haunting scene from Tony Scott’s 1995 film Crimson Tide, Navy officer Denzel Washington and his commander Gene
Hackman are holding an intense discussion on the work of Prussian general and military
theorist Carl von Clausewitz. Through his magnus opus Vom Kriege, Clausewitz is credited with popularising the roundabout
warfare approach, a strategic framework for military campaigns emphasising
weakening an opponent through sustained peripheral victories and limited losses
over an extended period of time rather than attempting a swift resolution by attacking
an enemy directly. Clausewitz’s ideas would prove influential, both in Europe
and beyond, although the strategy has a historical precedent stretching further
back to the far more well-known The Art
of War by Sun-Tzu (more than likely the only book on ancient Chinese
military strategy read by your company’s CEO). In the claustrophobic
surroundings of a military submarine, Denzel’s character cryptically opines
that the era of mutually assured destruction and nuclear weapons means that ‘the true enemy of war is war itself’.
Cue dramatic pause. Like Gene Hackman’s character (minus the
cigar), I sat back and contemplated that quote’s applicability in other areas
of business, particularly a music industry still in the throes of a streaming-led
renaissance. The question then came forth that analogously, in the competitive
world of music streaming, has music itself begun to get in the way of music
Before the digital pitchforks come out, I should clarify: MIDiA
has intensely pushed the idea that, given the rise of the attention economy in
modern media, as a music service you are no longer simply competing with other
artists or services for listenership but rather the entire media ecosystem.
Netflix CEO Reed Hastings once told analysts on a quarterly earnings call that
sleep was his company’s greatest competitor; he recently changed his mind to Fortnite.
Why does this shift particularly impact the recorded music industry?
Because, as we have outlined in previous reports around
music’s role in the YouTube economy, the present music format does not lend
itself especially well from a monetisation perspective to the present digital
economy. YouTube plays ads every 15 minutes of watch-time in a viewing session
– meaning content that keeps users watching for longer is rewarded. This has
been posited as one of the reasons why gaming content gained an early advantage
in the early days of YouTube and why gamers such as PewDiePie became so
successful. Gamers could upload half-hour walk throughs several times a week. A
musician meanwhile was accustomed to around 12 songs every few years; YouTube’s
economics do not favour this.
It is not feasible nor even possible that every artist would
be able to make this switch.

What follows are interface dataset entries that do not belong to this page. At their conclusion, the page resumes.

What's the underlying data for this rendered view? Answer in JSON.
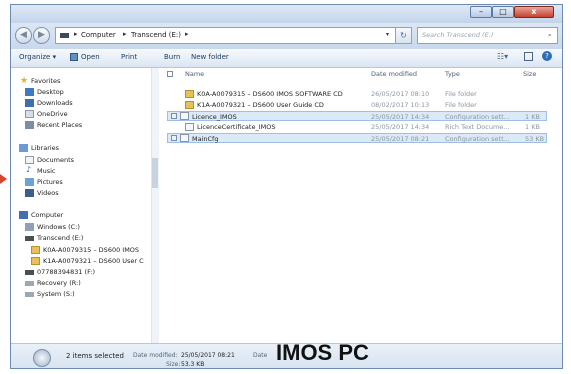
{
  "window": {
    "minimize": "–",
    "maximize": "□",
    "close": "x"
  },
  "address": {
    "crumb1": "Computer",
    "crumb2": "Transcend (E:)",
    "search_placeholder": "Search Transcend (E:)"
  },
  "toolbar": {
    "organize": "Organize ▾",
    "open": "Open",
    "print": "Print",
    "burn": "Burn",
    "new_folder": "New folder"
  },
  "nav": {
    "favorites": "Favorites",
    "desktop": "Desktop",
    "downloads": "Downloads",
    "onedrive": "OneDrive",
    "recent": "Recent Places",
    "libraries": "Libraries",
    "documents": "Documents",
    "music": "Music",
    "pictures": "Pictures",
    "videos": "Videos",
    "computer": "Computer",
    "windows": "Windows (C:)",
    "transcend": "Transcend (E:)",
    "sub1": "K0A-A0079315 – DS600 IMOS",
    "sub2": "K1A-A0079321 – DS600 User C",
    "drive_f": "07788394831 (F:)",
    "recovery": "Recovery (R:)",
    "system": "System (S:)"
  },
  "columns": {
    "name": "Name",
    "date": "Date modified",
    "type": "Type",
    "size": "Size"
  },
  "files": [
    {
      "name": "K0A-A0079315 – DS600 IMOS SOFTWARE CD",
      "date": "26/05/2017 08:10",
      "type": "File folder",
      "size": ""
    },
    {
      "name": "K1A-A0079321 – DS600 User Guide CD",
      "date": "08/02/2017 10:13",
      "type": "File folder",
      "size": ""
    },
    {
      "name": "Licence_IMOS",
      "date": "25/05/2017 14:34",
      "type": "Configuration sett...",
      "size": "1 KB"
    },
    {
      "name": "LicenceCertificate_IMOS",
      "date": "25/05/2017 14:34",
      "type": "Rich Text Docume...",
      "size": "1 KB"
    },
    {
      "name": "MainCfg",
      "date": "25/05/2017 08:21",
      "type": "Configuration sett...",
      "size": "53 KB"
    }
  ],
  "status": {
    "selected": "2 items selected",
    "date_label": "Date modified:",
    "date_value": "25/05/2017 08:21",
    "size_label": "Size:",
    "size_value": "53.3 KB",
    "date2_label": "Date"
  },
  "caption": "IMOS PC",
  "colors": {
    "accent": "#3a6ea5",
    "selection": "#dce9f8",
    "arrow": "#d8452c"
  }
}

However, it does have a few significant
ramifications for rightsholders. With direct uploads, Spotify is about to
become a lot more like YouTube and, in an attention economy, is music getting
in the way? Spotify has already pivoted towards being an audio company, and
their acquisitions have leaned more towards the podcast side of the business in
recent months. With its new Stations proposition, on top of the already-popular
playlist listening, it is transitioning from merely a search-and-stream tool to
a soundscape developer.
This is what makes major label partnership and investment in
soundscapes a notable area of discussion when it comes to music finance. Soundscapes
are typically an hour, longer than the average album, and with the format
seemingly in perpetual decline on a listenership basis, soundscape collages are
a format that people will have playing for an extended period of time and plays
into the recent trends for participants in Yoga and general wellness.
Music has always had some functional use case. Sound has
been as much a communal experience as it has been a weapon. The embryonic music
industry of the 1950s was replete with various compilations credited with
creating a certain mood. By the 1970s, the emergence of ambient music through
artists such as Brian Eno would revitalise this functionalist idea of music. Such
records would prove influential on the nascent rave scene and in turn the 90s
chillout trend. Music to a degree has therefore almost always been used for its
utility; perhaps the emergence of streaming through the nature of its UX has
only now put a blatant label on it.
Many will bemoan the very concept of music being background noise,
pining for the years of its unchallenged centre-stage place in youth culture as
the focal point of fashion and politics. Music’s emotional power means this
will not drop away; those who think music fandom has diminished in an era of
games and social media have clearly not been paying attention to the Billie
Eilish phenomenon. Perhaps the best framework in which to view this space is
that extended soundscapes may be to the streaming era what the best-of compilation
was to the physical era: a place to make high-margin, less-volatile returns
while investing these returns in the high-stakes creative work underpinning artists
and repertoire. Given the hits-based distribution of streaming, which is still riding
on its celebratory narrative, this is one battle the labels will not want to
lose. Was easy listening ever meant to be this difficult?
The post The Battleground for the Background: Why Music Companies Are Investing in Soundscape Start-Ups appeared first on MIDiA Research.